Tuesday, June 9, 2009

Ghibli Museum

P6060196 You may have never heard of “Studio Ghibli” but if you are even remotely interested in Japanese animation you must have watched “Spirited Away” (which won an Oscar), “Howl’s Moving Castle” or “My Neighbor Totoro” – all considered to be extremely good examples of the genre. Well, all of these gems were produced by the same company – “Studio Ghibli” or “スタジオジブリ”.  This animation studio has a museum in Mitaka which hosts a lot of sketches done in preparation or during the production of their animation masterpieces. I got a chance to visit the place for the first time after spending almost 18 months here – something I should have done much much earlier. Unfortunately photography is not allowed inside but as you can see from the little metal cover on the floor in the garden there are a lot of interesting things outside too.

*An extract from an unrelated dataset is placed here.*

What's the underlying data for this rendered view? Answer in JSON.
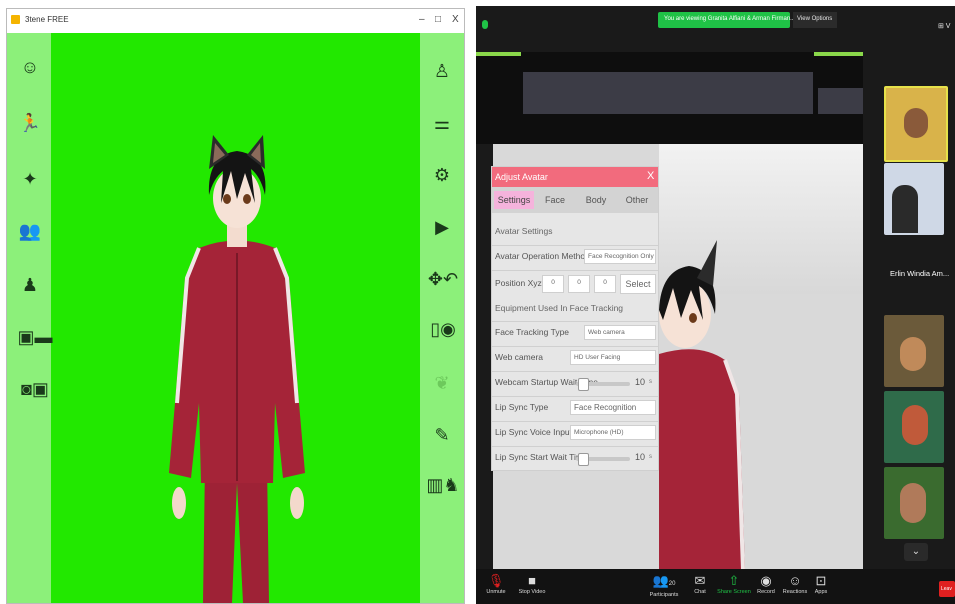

There  are so many interesting things inside other than the drawings.  Even the ticket that you get inside, for admittance to the movie theatre (which happens to show a special 12 min animation only shown at the museum), is made of a part of a film strip from one of the animations (though I also heard they can be from Pixar movies as well since there is some sort of agreement between Pixar and Ghibli). They even sell little set-ups that let you inspect the films closer. This is one of the two pictures I managed to take inside before I was (very politely) told off by the nice lady inside. You can kinda see the ticket inside and the magnifying glass on the side. There are a lot of models based on the animation characters, some of which actually move. One particularly amazing setup involves many little models from Totoro looking like they are dancing around thanks to strobe lighting. There are two stores in the museum as well, one selling primarily books and the other one all sorts of related merchandise from Totoro earrings to jackets with the museum coat of arms. On the second floor there is even a full sized cat-bus from the Totoro movie though unfortunately only elementary school students or younger are allowed inside the fluffy vehicle.


The second floor opens to a garden outside and through some more stairs one reaches the towering statue of the robot from “Castle in the Sky”. Saying that it is life-sized would be doing it a disservice. The thing is huge and extremely detailed, just like all the other things in the museum. If you follow the little walkway in the back you can end up by an extremely detailed cube statue with writings which is also from the same movie. It is definitely a photo-op for everyone. Oh, and there happens to be at least one (though I suspect two now) cafe in the museum. Next time I go I will be sure to check it out.

No comments: